The next step of the assessment is the evaluation of the enforceability of the Art. 46 UK GDPR transfer mechanism, such as the IDTA. Key factor here is whether the data importer will accept UK court decisions. Factors are appropriate insurance of the data importer, evidence that such decisions have already been acknowledged or if there are professional rules where you could complain to an oversight body.
The final Question addresses Art. 49 UK GDPR and the therein mentioned exceptions which allow data to be transferred in those specific circumstances. Such circumstances are importance of public interest or explicit consent of the data subject. You need to be aware that you need to overcome high thresholds can use those exceptions as a legal basis for restricted transfers.
At the end, you need to evaluate each risk level of each of the six questions which tell you if your transfer to a restricted country is possible or not. You get the answer after each question separately and need to bring them together at the end.
Please also note that the TRA Tool comes with an Appendix which provides you with some help and insight. For example, there is a table of categories of personal data and their initial risk score which you need to fill in in question two. If you wish to use your own approach on a TRA, this can still be a useful resource of information. However, to touch al necessary aspects of the Transfer Risk Assessment, it is advisable to use the ICO’s provided tool.
Tip: The TRA tool can be downloaded from the ICO website.
How should you deal with the results of the TRA?
Next steps for UK companies are, if not already done, to conduct their necessary Transfer Risk Assessments and then act accordingly to their outcomes. Such acts can be the implementation of further measures which can be technical, organizational or contractual.
Additional guidance, especially for such measures and mitigating factors to reduce the risk levels can be the European Data Protection Boards Guideline on additional measures for third country transfers.

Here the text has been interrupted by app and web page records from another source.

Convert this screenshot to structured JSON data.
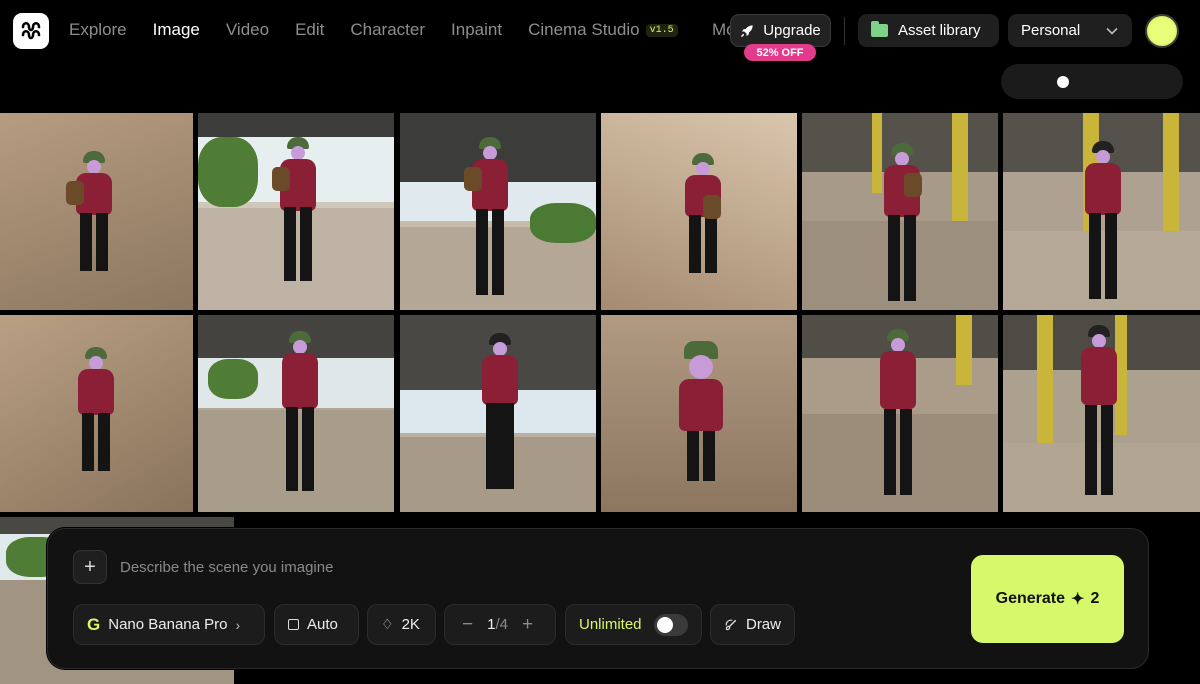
{
  "nav": {
    "items": [
      "Explore",
      "Image",
      "Video",
      "Edit",
      "Character",
      "Inpaint",
      "Cinema Studio"
    ],
    "active": "Image",
    "cinema_badge": "v1.5",
    "clipped_item": "Mo"
  },
  "upgrade": {
    "label": "Upgrade",
    "promo": "52% OFF"
  },
  "asset_library": {
    "label": "Asset library"
  },
  "workspace": {
    "selected": "Personal"
  },
  "zoom": {
    "level": 0.3
  },
  "prompt": {
    "placeholder": "Describe the scene you imagine",
    "value": ""
  },
  "controls": {
    "model": "Nano Banana Pro",
    "model_icon": "G",
    "aspect": "Auto",
    "resolution": "2K",
    "batch_current": "1",
    "batch_total": "/4",
    "unlimited_label": "Unlimited",
    "unlimited_on": false,
    "draw_label": "Draw"
  },
  "generate": {
    "label": "Generate",
    "cost": "2"
  },
  "colors": {
    "accent": "#d7f86a",
    "promo": "#e23b8b",
    "hoodie": "#8a1f35",
    "hat": "#4d6a3a"
  },
  "gallery": {
    "image_count": 13
  }
}
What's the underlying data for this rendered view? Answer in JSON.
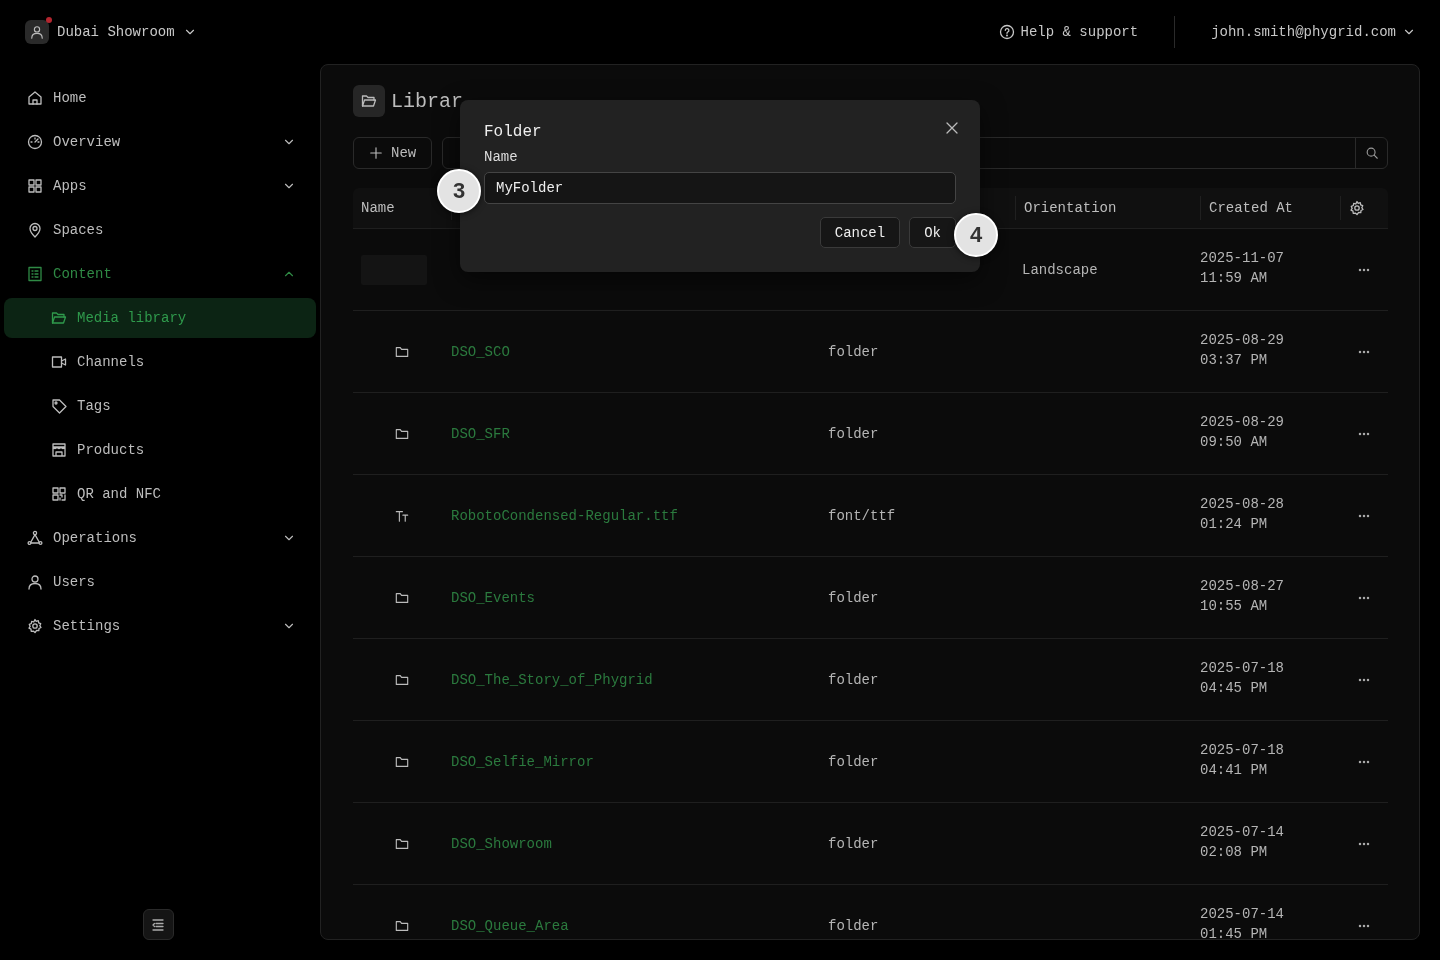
{
  "topbar": {
    "workspace": "Dubai Showroom",
    "help": "Help & support",
    "user": "john.smith@phygrid.com"
  },
  "sidebar": {
    "items": [
      {
        "label": "Home",
        "selected": false
      },
      {
        "label": "Overview",
        "selected": false,
        "expanded": false
      },
      {
        "label": "Apps",
        "selected": false,
        "expanded": false
      },
      {
        "label": "Spaces",
        "selected": false
      },
      {
        "label": "Content",
        "selected": false,
        "expanded": true,
        "children": [
          {
            "label": "Media library",
            "selected": true
          },
          {
            "label": "Channels",
            "selected": false
          },
          {
            "label": "Tags",
            "selected": false
          },
          {
            "label": "Products",
            "selected": false
          },
          {
            "label": "QR and NFC",
            "selected": false
          }
        ]
      },
      {
        "label": "Operations",
        "selected": false,
        "expanded": false
      },
      {
        "label": "Users",
        "selected": false
      },
      {
        "label": "Settings",
        "selected": false,
        "expanded": false
      }
    ]
  },
  "library": {
    "title": "Librar",
    "new_button": "New",
    "table": {
      "columns": [
        "Name",
        "Orientation",
        "Created At"
      ],
      "rows": [
        {
          "kind": "image",
          "orientation": "Landscape",
          "created": "2025-11-07 11:59 AM"
        },
        {
          "kind": "folder",
          "name": "DSO_SCO",
          "type": "folder",
          "created": "2025-08-29 03:37 PM"
        },
        {
          "kind": "folder",
          "name": "DSO_SFR",
          "type": "folder",
          "created": "2025-08-29 09:50 AM"
        },
        {
          "kind": "font",
          "name": "RobotoCondensed-Regular.ttf",
          "type": "font/ttf",
          "created": "2025-08-28 01:24 PM"
        },
        {
          "kind": "folder",
          "name": "DSO_Events",
          "type": "folder",
          "created": "2025-08-27 10:55 AM"
        },
        {
          "kind": "folder",
          "name": "DSO_The_Story_of_Phygrid",
          "type": "folder",
          "created": "2025-07-18 04:45 PM"
        },
        {
          "kind": "folder",
          "name": "DSO_Selfie_Mirror",
          "type": "folder",
          "created": "2025-07-18 04:41 PM"
        },
        {
          "kind": "folder",
          "name": "DSO_Showroom",
          "type": "folder",
          "created": "2025-07-14 02:08 PM"
        },
        {
          "kind": "folder",
          "name": "DSO_Queue_Area",
          "type": "folder",
          "created": "2025-07-14 01:45 PM"
        }
      ]
    }
  },
  "dialog": {
    "title": "Folder",
    "field_label": "Name",
    "value": "MyFolder",
    "buttons": [
      "Cancel",
      "Ok"
    ]
  },
  "annotations": [
    "3",
    "4"
  ]
}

Only when satisfied that the restricted transfer does not impose high risks for the data subjects concerned, those transfers can proceed. Otherwise, UK companies should consider national service providers as an alternative.